* WORK ORDER *
The word "JSON" marks the lines to copy; find all of them in the entries below.

* RECORDS *
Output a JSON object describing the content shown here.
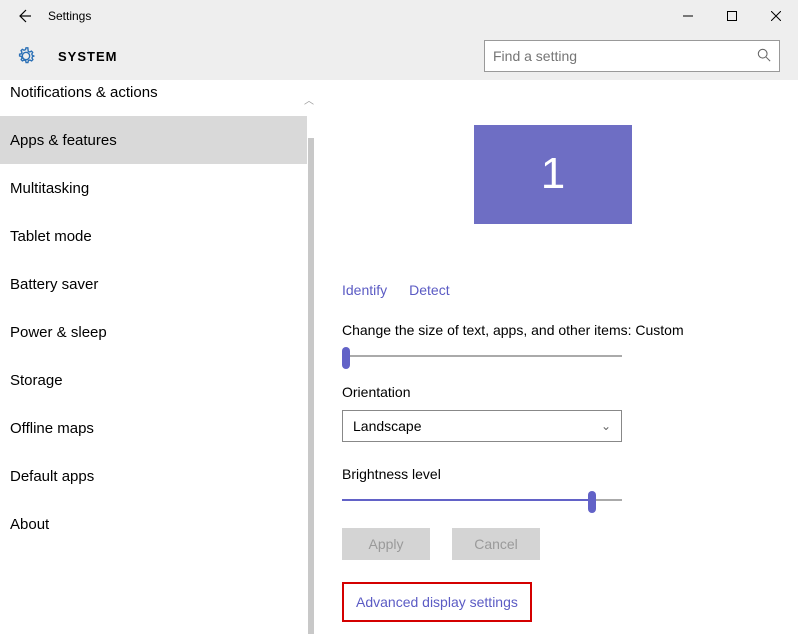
{
  "window": {
    "title": "Settings"
  },
  "header": {
    "title": "SYSTEM",
    "search_placeholder": "Find a setting"
  },
  "sidebar": {
    "items": [
      {
        "label": "Notifications & actions"
      },
      {
        "label": "Apps & features"
      },
      {
        "label": "Multitasking"
      },
      {
        "label": "Tablet mode"
      },
      {
        "label": "Battery saver"
      },
      {
        "label": "Power & sleep"
      },
      {
        "label": "Storage"
      },
      {
        "label": "Offline maps"
      },
      {
        "label": "Default apps"
      },
      {
        "label": "About"
      }
    ],
    "selected_index": 1
  },
  "display": {
    "monitor_label": "1",
    "identify_label": "Identify",
    "detect_label": "Detect",
    "scale_label": "Change the size of text, apps, and other items: Custom",
    "orientation_label": "Orientation",
    "orientation_value": "Landscape",
    "brightness_label": "Brightness level",
    "apply_label": "Apply",
    "cancel_label": "Cancel",
    "advanced_label": "Advanced display settings"
  }
}
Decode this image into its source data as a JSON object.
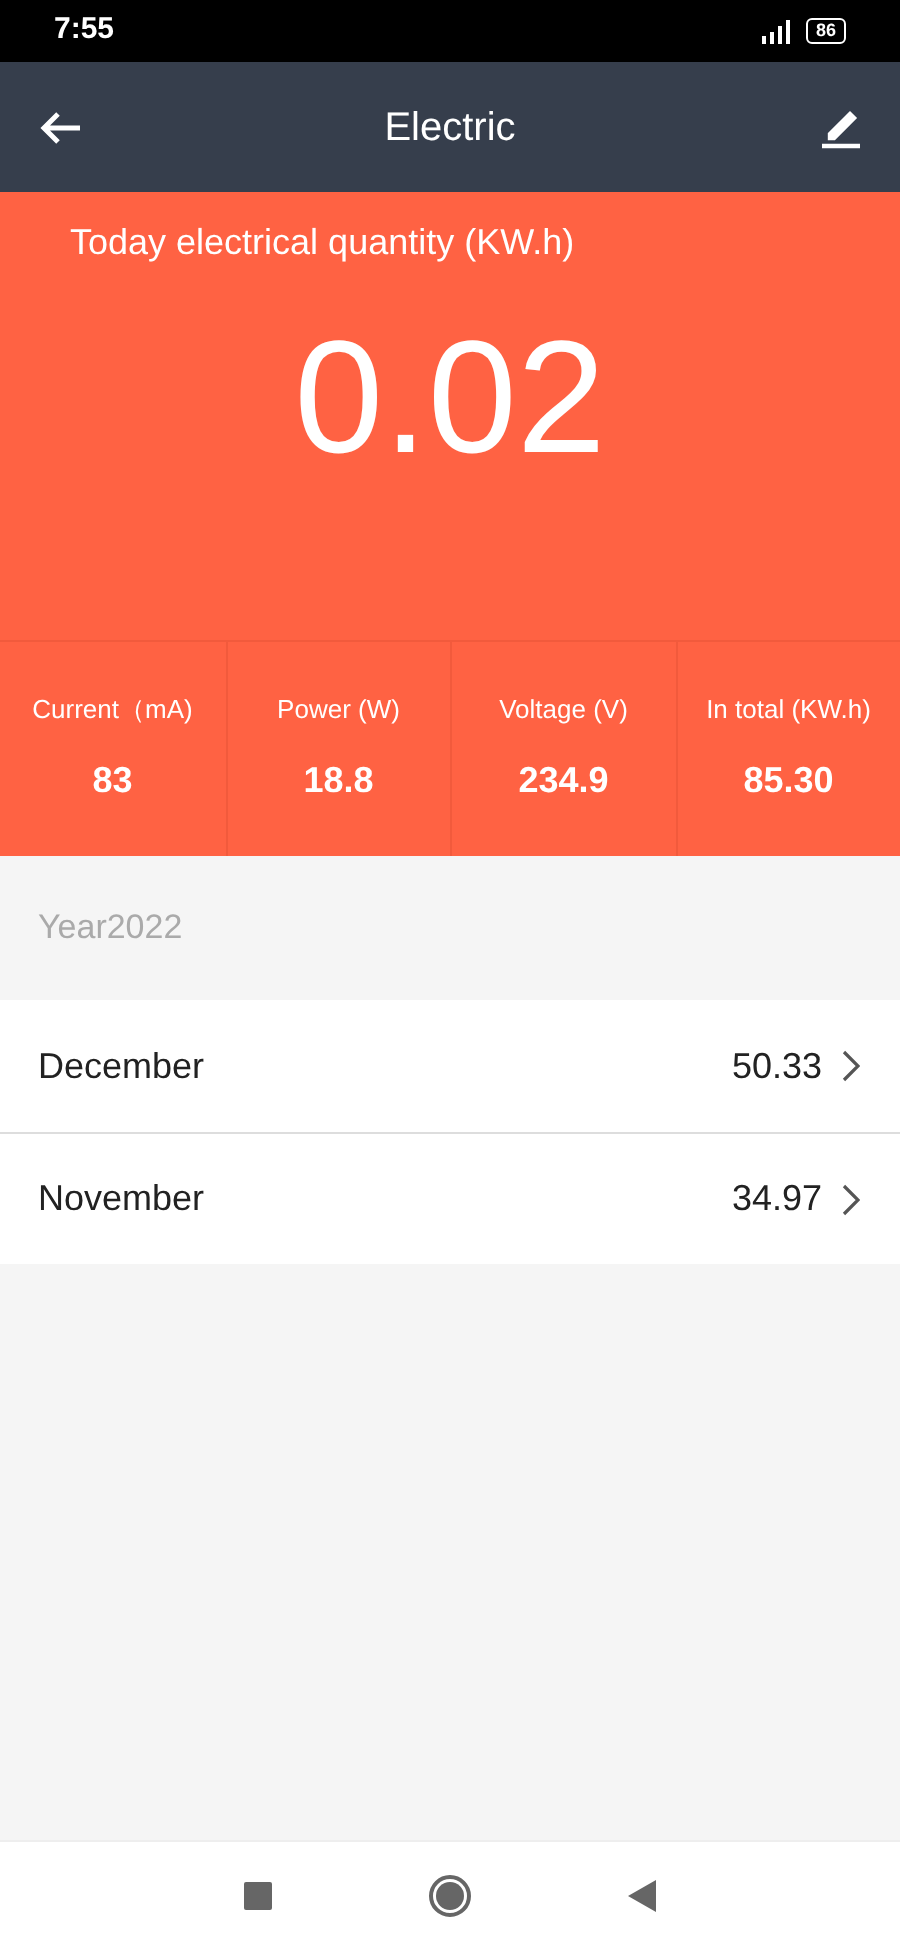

* YOUR SOLUTION *
Output a JSON object describing the content shown here.
Decode this image into its source data as a JSON object.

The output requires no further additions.